“Having utterly failed to end the marijuana black market in California, lawmakers have decided to backslide into the drug war by increasing fines on those who operate outside of the state’s very costly and tightly regulated legal cannabis system.
California will begin 2022 not just by increasing taxes on legal marijuana cultivation but also by introducing new fines against anybody “aiding and abetting” any unlicensed dealers in the state.”
“California’s implementation of recreational cannabis regulations, authorized by the passage of Proposition 64 in 2016, has been a massive mess. The ballot initiative allowed for municipalities to decide whether to allow cultivation and dispensaries, and two-thirds of them still refuse to do so despite the public vote. The state levies high cultivation and excise taxes that are escalated further by local sales taxes in any municipality that does allow for dispensaries to open up shop.
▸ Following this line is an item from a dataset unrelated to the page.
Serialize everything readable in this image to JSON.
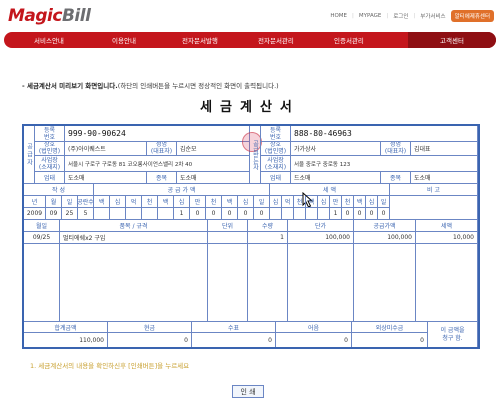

The result has been price and availability issues so severe that experts estimate that between two-thirds and three-quarters of all marijuana purchases take place through unlicensed dealers, which means that the state isn’t getting its share of the revenue. The problem is so severe that the editorial board at the Los Angeles Times recently acknowledged that high taxes for goods fuel black markets.”